William Grice Sherratt (born in Staffordshire in 1862) was trained in sheepfarming in Hawke's Bay, and, in 1881, settled in Poverty Bay. With C. D. Bennett, he established the mercantile firm of Bennett and Sherratt, which was taken over by the Gisborne S.F.M. and M. Co. Ltd. His public service included: Mayor of Gisborne (5 years), Chairman of page 417 Cook County Council (5 years), Chairman of Gisborne Harbour Board (4 years), and Chairman of Cook Hospital Board (8 years). He died on 15 November, 1943. Mrs. Sherratt, who also took a prominent part in all patriotic movements, was awarded the M.B.E. in 1918.
Margrave Thomas Trafford (born at Snitterby, Lincolnshire, in 1869) became an early settler in the Hangaroa district, and, later, took up land in Waimata Valley. When he retired from farming he settled at Waiohika. He was a member of Cook Hospital Board for 24 years and its chairman from 1929 till his death in June, 1947, served on Gisborne Harbour Board for 12 years, was a member of the East Coast Rabbit Board for 21 years, and, for several terms, sat on the Power Board.
Howard Kenway (born at Yardley, near Birmingham, in 1863) received his business training with Rowntrees, of Scarborough. In 1883 he joined his brothers on a sheep station in the Waimata district. Subsequently he took over the management of the Kiore Co.'s properties. He served as chairman of Cook County Council, as well as chairman of the Hospital Board, and was a staunch supporter of the Y.M.C.A. and all patriotic movements. He died on 2 June, 1939.
An epidemic of la grippe occurred in Poverty Bay circa 1810 during the siege of Matai pa, and the struggle had to be abandoned. The attackers (T'Aitanga-a-Hauiti) were followed back towards Uawa by a force of T'Aitanga-a-Mahaki, and some who were too weak to escape were slain at Turihaua and others at Waiomoko and Pouawa. The death rate at Tokomaru Bay was so heavy that the victims had to be hurriedly buried in the sandhills. When an eruptive complaint which, it was feared, might be smallpox, spread among the Poverty Bay natives in April, 1845, William Williams vaccinated 200 of them. Grave epidemics of influenza and typhoid fever occurred in 1847.

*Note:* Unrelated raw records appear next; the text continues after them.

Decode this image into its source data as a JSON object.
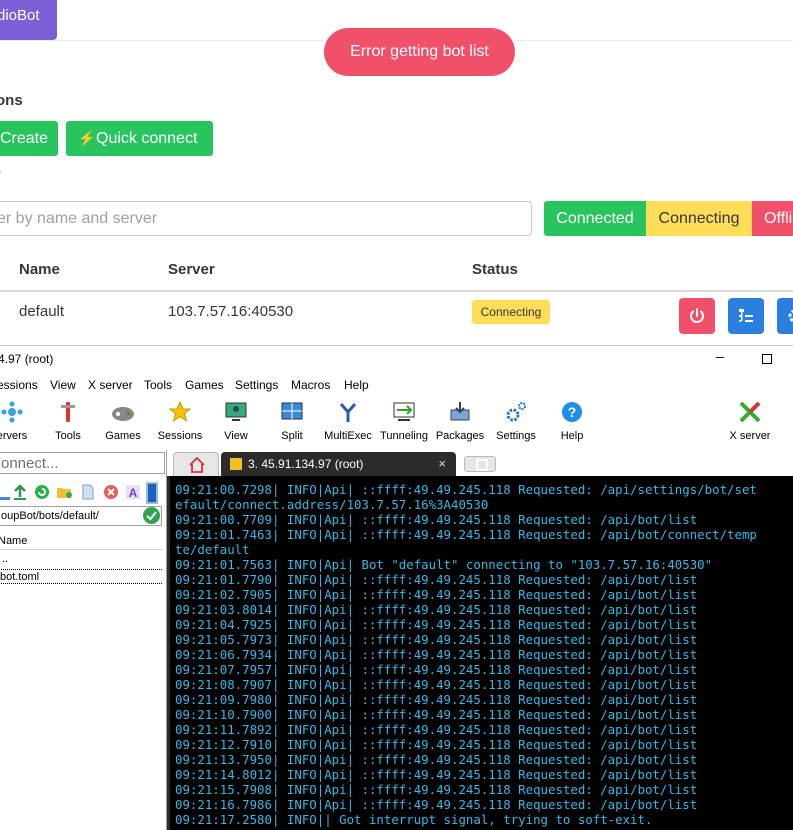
{
  "web": {
    "brand": "dioBot",
    "toast": "Error getting bot list",
    "section_title": "ons",
    "buttons": {
      "create": "Create",
      "quick_connect": "Quick connect"
    },
    "filter_label": "r",
    "filter_placeholder": "er by name and server",
    "status_filters": {
      "connected": "Connected",
      "connecting": "Connecting",
      "offline": "Offli"
    },
    "table": {
      "headers": {
        "name": "Name",
        "server": "Server",
        "status": "Status"
      },
      "rows": [
        {
          "name": "default",
          "server": "103.7.57.16:40530",
          "status": "Connecting"
        }
      ]
    },
    "colors": {
      "brand": "#7c5fd6",
      "danger": "#f1506a",
      "success": "#28c55e",
      "warning": "#ffdd57",
      "info": "#2a7fe0"
    }
  },
  "window": {
    "title": "4.97 (root)",
    "menu": [
      "essions",
      "View",
      "X server",
      "Tools",
      "Games",
      "Settings",
      "Macros",
      "Help"
    ],
    "toolbar": [
      "ervers",
      "Tools",
      "Games",
      "Sessions",
      "View",
      "Split",
      "MultiExec",
      "Tunneling",
      "Packages",
      "Settings",
      "Help",
      "X server"
    ],
    "quick_connect_placeholder": "onnect...",
    "path": "oupBot/bots/default/",
    "file_header": "Name",
    "files": [
      "..",
      "bot.toml"
    ],
    "tab_title": "3. 45.91.134.97 (root)",
    "tab_close": "×"
  },
  "terminal": {
    "lines": [
      "09:21:00.7298| INFO|Api| ::ffff:49.49.245.118 Requested: /api/settings/bot/set",
      "efault/connect.address/103.7.57.16%3A40530",
      "09:21:00.7709| INFO|Api| ::ffff:49.49.245.118 Requested: /api/bot/list",
      "09:21:01.7463| INFO|Api| ::ffff:49.49.245.118 Requested: /api/bot/connect/temp",
      "te/default",
      "09:21:01.7563| INFO|Api| Bot \"default\" connecting to \"103.7.57.16:40530\"",
      "09:21:01.7790| INFO|Api| ::ffff:49.49.245.118 Requested: /api/bot/list",
      "09:21:02.7905| INFO|Api| ::ffff:49.49.245.118 Requested: /api/bot/list",
      "09:21:03.8014| INFO|Api| ::ffff:49.49.245.118 Requested: /api/bot/list",
      "09:21:04.7925| INFO|Api| ::ffff:49.49.245.118 Requested: /api/bot/list",
      "09:21:05.7973| INFO|Api| ::ffff:49.49.245.118 Requested: /api/bot/list",
      "09:21:06.7934| INFO|Api| ::ffff:49.49.245.118 Requested: /api/bot/list",
      "09:21:07.7957| INFO|Api| ::ffff:49.49.245.118 Requested: /api/bot/list",
      "09:21:08.7907| INFO|Api| ::ffff:49.49.245.118 Requested: /api/bot/list",
      "09:21:09.7980| INFO|Api| ::ffff:49.49.245.118 Requested: /api/bot/list",
      "09:21:10.7900| INFO|Api| ::ffff:49.49.245.118 Requested: /api/bot/list",
      "09:21:11.7892| INFO|Api| ::ffff:49.49.245.118 Requested: /api/bot/list",
      "09:21:12.7910| INFO|Api| ::ffff:49.49.245.118 Requested: /api/bot/list",
      "09:21:13.7950| INFO|Api| ::ffff:49.49.245.118 Requested: /api/bot/list",
      "09:21:14.8012| INFO|Api| ::ffff:49.49.245.118 Requested: /api/bot/list",
      "09:21:15.7908| INFO|Api| ::ffff:49.49.245.118 Requested: /api/bot/list",
      "09:21:16.7986| INFO|Api| ::ffff:49.49.245.118 Requested: /api/bot/list",
      "09:21:17.2580| INFO|| Got interrupt signal, trying to soft-exit."
    ]
  }
}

In 1854 measles was carried to Wairoa by some Bay of Plenty visitors for the tangi in memory of the chief Apatu, who was drowned in the previous year. The malady quickly spread to Poverty Bay and the East Coast. It was followed by an equally grave epidemic of dysentery. Influenza raged both in 1855 and 1860, and there was also an epidemic of typhoid in the latter year. In 1875 measles carried off a large number of wairoa natives.

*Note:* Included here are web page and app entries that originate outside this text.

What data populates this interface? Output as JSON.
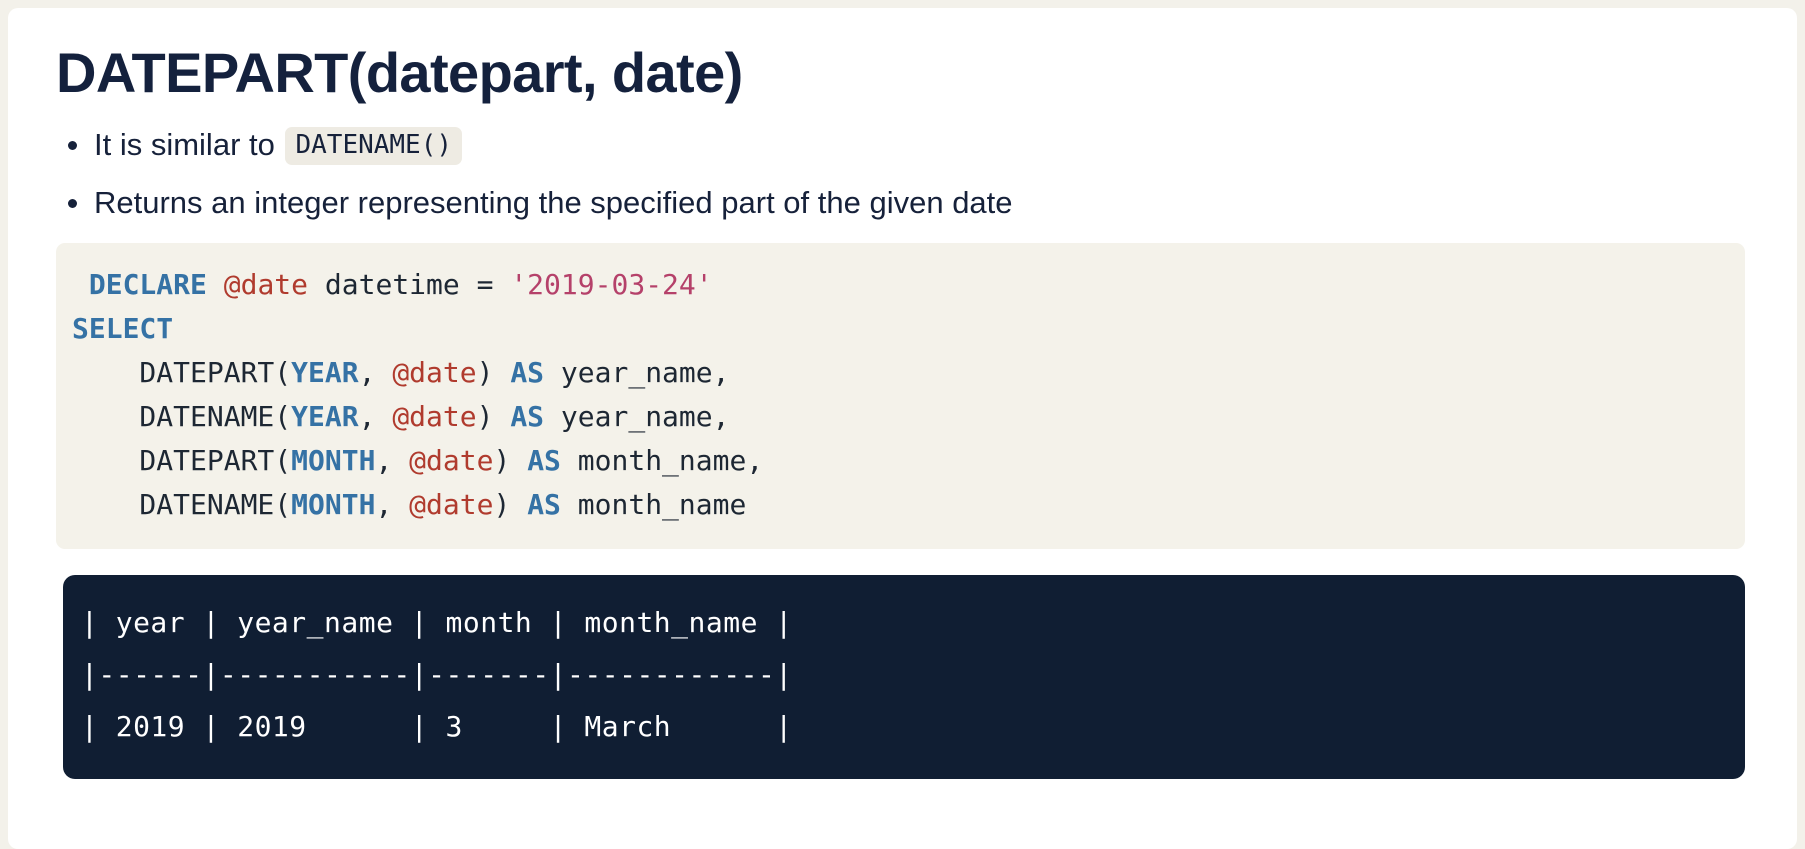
{
  "page": {
    "background_color": "#f3f1ea",
    "card_color": "#ffffff"
  },
  "heading": {
    "title": "DATEPART(datepart, date)"
  },
  "bullets": [
    {
      "text_before": "It is similar to",
      "code": "DATENAME()",
      "text_after": ""
    },
    {
      "text_before": "Returns an integer representing the specified part of the given date",
      "code": "",
      "text_after": ""
    }
  ],
  "code_block": {
    "background_color": "#f4f2ea",
    "language": "sql",
    "colors": {
      "keyword": "#3572a5",
      "variable": "#b03b2e",
      "string": "#b5416a",
      "plain": "#1d2733"
    },
    "lines": [
      [
        {
          "t": " ",
          "c": "plain"
        },
        {
          "t": "DECLARE",
          "c": "keyword"
        },
        {
          "t": " ",
          "c": "plain"
        },
        {
          "t": "@date",
          "c": "variable"
        },
        {
          "t": " datetime = ",
          "c": "plain"
        },
        {
          "t": "'2019-03-24'",
          "c": "string"
        }
      ],
      [
        {
          "t": "SELECT",
          "c": "keyword"
        }
      ],
      [
        {
          "t": "    DATEPART(",
          "c": "plain"
        },
        {
          "t": "YEAR",
          "c": "keyword"
        },
        {
          "t": ", ",
          "c": "plain"
        },
        {
          "t": "@date",
          "c": "variable"
        },
        {
          "t": ") ",
          "c": "plain"
        },
        {
          "t": "AS",
          "c": "keyword"
        },
        {
          "t": " year_name,",
          "c": "plain"
        }
      ],
      [
        {
          "t": "    DATENAME(",
          "c": "plain"
        },
        {
          "t": "YEAR",
          "c": "keyword"
        },
        {
          "t": ", ",
          "c": "plain"
        },
        {
          "t": "@date",
          "c": "variable"
        },
        {
          "t": ") ",
          "c": "plain"
        },
        {
          "t": "AS",
          "c": "keyword"
        },
        {
          "t": " year_name,",
          "c": "plain"
        }
      ],
      [
        {
          "t": "    DATEPART(",
          "c": "plain"
        },
        {
          "t": "MONTH",
          "c": "keyword"
        },
        {
          "t": ", ",
          "c": "plain"
        },
        {
          "t": "@date",
          "c": "variable"
        },
        {
          "t": ") ",
          "c": "plain"
        },
        {
          "t": "AS",
          "c": "keyword"
        },
        {
          "t": " month_name,",
          "c": "plain"
        }
      ],
      [
        {
          "t": "    DATENAME(",
          "c": "plain"
        },
        {
          "t": "MONTH",
          "c": "keyword"
        },
        {
          "t": ", ",
          "c": "plain"
        },
        {
          "t": "@date",
          "c": "variable"
        },
        {
          "t": ") ",
          "c": "plain"
        },
        {
          "t": "AS",
          "c": "keyword"
        },
        {
          "t": " month_name",
          "c": "plain"
        }
      ]
    ]
  },
  "output_block": {
    "background_color": "#101e33",
    "text_color": "#ffffff",
    "lines": [
      "| year | year_name | month | month_name |",
      "|------|-----------|-------|------------|",
      "| 2019 | 2019      | 3     | March      |"
    ],
    "table": {
      "headers": [
        "year",
        "year_name",
        "month",
        "month_name"
      ],
      "rows": [
        [
          "2019",
          "2019",
          "3",
          "March"
        ]
      ]
    }
  }
}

Between July and October, 1891, typhoid in a severe form broke out on the East Coast, causing scores of deaths. There were 72 fatal cases in Waiapu alone. A severe outbreak of typhoid fever in Waiapu in March, 1911, had its origin at Hiruharama. Sixty cases of diphtheria (including 28 in Gisborne) were reported in Poverty Bay in May, 1917.

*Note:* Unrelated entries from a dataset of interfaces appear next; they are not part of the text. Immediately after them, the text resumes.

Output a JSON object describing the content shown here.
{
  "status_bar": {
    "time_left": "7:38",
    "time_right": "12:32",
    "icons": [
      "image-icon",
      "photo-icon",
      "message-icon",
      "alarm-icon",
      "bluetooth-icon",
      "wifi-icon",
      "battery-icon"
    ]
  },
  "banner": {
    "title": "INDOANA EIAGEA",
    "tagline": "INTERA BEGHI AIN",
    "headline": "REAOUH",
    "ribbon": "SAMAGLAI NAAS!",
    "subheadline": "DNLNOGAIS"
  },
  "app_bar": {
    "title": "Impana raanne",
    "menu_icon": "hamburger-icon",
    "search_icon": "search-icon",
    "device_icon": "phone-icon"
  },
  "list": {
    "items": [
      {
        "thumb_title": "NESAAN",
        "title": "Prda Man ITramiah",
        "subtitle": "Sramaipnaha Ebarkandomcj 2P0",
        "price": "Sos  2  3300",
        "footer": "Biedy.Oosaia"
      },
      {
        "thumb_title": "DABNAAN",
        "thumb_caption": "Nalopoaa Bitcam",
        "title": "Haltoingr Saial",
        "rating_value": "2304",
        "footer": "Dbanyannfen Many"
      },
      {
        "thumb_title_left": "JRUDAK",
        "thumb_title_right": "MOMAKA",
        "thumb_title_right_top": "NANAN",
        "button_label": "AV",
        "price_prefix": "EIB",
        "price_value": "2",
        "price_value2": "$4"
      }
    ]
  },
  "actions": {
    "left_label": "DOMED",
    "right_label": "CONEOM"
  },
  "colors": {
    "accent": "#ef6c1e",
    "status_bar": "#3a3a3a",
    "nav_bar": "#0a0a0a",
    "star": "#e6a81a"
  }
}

During the dreadful epidemic of pneumonic influenza in November, 1918, the steamer services to and from Gisborne were stopped; all buildings (except churches) in which large numbers of people were accustomed to congregate were closed, the banks did not open for ten days, tangis were prohibited, business premises were closed at 3 p.m. each day, and food for invalids was distributed by volunteer drivers. A Vigilance Committee at Wairoa advertised that callers there would require to be disinfected and medically examined, and that suspects would be quarantined for five days. Visitors were also warned that no accommodation would be made available to them, and that they were on no account to approach a garage for petrol. Among 5,959 deaths in the Dominion only 58 were notified at Gisborne. Most of the victims came within the 30–40 age group, and the percentage of deaths among men was slightly higher than among women.
Among 950 cases of infantile paralysis in the Dominion in 1948 only 23 occurred in the East Cape Health District.